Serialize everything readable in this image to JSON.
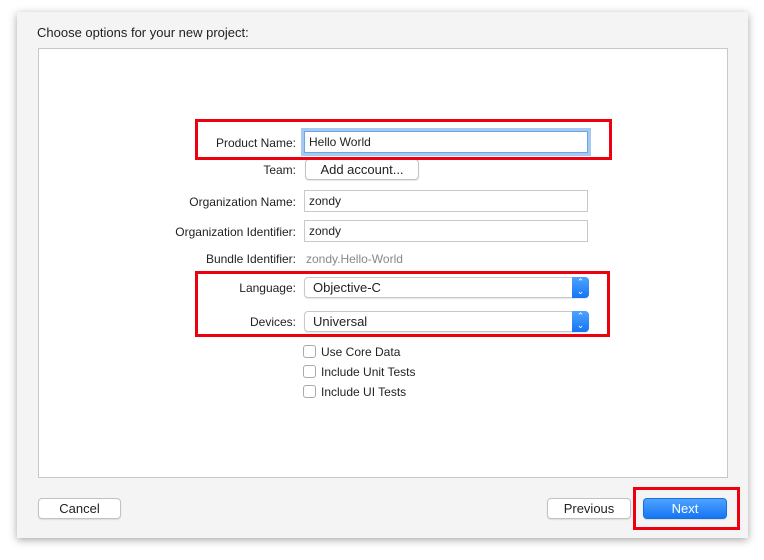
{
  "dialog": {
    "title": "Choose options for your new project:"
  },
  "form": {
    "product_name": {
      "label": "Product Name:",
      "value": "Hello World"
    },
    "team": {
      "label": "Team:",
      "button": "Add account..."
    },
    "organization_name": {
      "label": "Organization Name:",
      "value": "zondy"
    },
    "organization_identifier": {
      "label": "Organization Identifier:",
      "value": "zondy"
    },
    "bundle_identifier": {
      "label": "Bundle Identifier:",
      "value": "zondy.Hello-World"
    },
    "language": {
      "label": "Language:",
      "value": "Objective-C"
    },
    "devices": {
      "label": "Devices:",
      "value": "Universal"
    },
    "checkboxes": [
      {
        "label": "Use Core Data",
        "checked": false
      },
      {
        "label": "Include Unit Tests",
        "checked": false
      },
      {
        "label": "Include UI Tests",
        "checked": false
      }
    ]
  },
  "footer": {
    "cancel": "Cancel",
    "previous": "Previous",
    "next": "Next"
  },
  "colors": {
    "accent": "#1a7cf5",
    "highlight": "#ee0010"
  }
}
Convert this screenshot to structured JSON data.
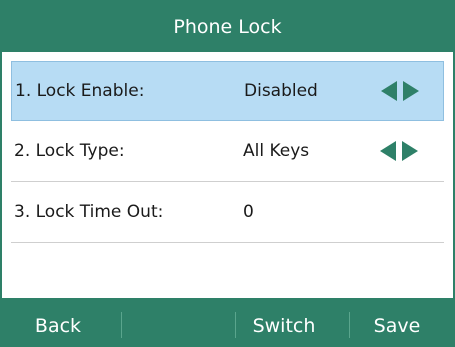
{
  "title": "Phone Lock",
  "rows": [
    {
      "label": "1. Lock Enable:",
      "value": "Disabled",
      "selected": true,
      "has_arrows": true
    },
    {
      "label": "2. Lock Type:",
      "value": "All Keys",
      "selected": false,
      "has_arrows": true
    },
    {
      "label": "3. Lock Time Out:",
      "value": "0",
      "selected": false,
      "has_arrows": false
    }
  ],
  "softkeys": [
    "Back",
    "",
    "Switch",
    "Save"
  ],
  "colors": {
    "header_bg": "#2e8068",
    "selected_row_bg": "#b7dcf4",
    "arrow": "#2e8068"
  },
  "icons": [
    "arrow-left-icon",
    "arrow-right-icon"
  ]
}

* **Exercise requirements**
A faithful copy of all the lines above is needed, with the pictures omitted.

* **Result**
Serialize everything readable in this image to JSON.
{
  "dialog": {
    "title": "Choose options for your new project:"
  },
  "form": {
    "product_name": {
      "label": "Product Name:",
      "value": "Hello World"
    },
    "team": {
      "label": "Team:",
      "button": "Add account..."
    },
    "organization_name": {
      "label": "Organization Name:",
      "value": "zondy"
    },
    "organization_identifier": {
      "label": "Organization Identifier:",
      "value": "zondy"
    },
    "bundle_identifier": {
      "label": "Bundle Identifier:",
      "value": "zondy.Hello-World"
    },
    "language": {
      "label": "Language:",
      "value": "Objective-C"
    },
    "devices": {
      "label": "Devices:",
      "value": "Universal"
    },
    "checkboxes": [
      {
        "label": "Use Core Data",
        "checked": false
      },
      {
        "label": "Include Unit Tests",
        "checked": false
      },
      {
        "label": "Include UI Tests",
        "checked": false
      }
    ]
  },
  "footer": {
    "cancel": "Cancel",
    "previous": "Previous",
    "next": "Next"
  },
  "colors": {
    "accent": "#1a7cf5",
    "highlight": "#ee0010"
  }
}
Convert this screenshot to structured JSON data.
{
  "title": "Phone Lock",
  "rows": [
    {
      "label": "1. Lock Enable:",
      "value": "Disabled",
      "selected": true,
      "has_arrows": true
    },
    {
      "label": "2. Lock Type:",
      "value": "All Keys",
      "selected": false,
      "has_arrows": true
    },
    {
      "label": "3. Lock Time Out:",
      "value": "0",
      "selected": false,
      "has_arrows": false
    }
  ],
  "softkeys": [
    "Back",
    "",
    "Switch",
    "Save"
  ],
  "colors": {
    "header_bg": "#2e8068",
    "selected_row_bg": "#b7dcf4",
    "arrow": "#2e8068"
  },
  "icons": [
    "arrow-left-icon",
    "arrow-right-icon"
  ]
}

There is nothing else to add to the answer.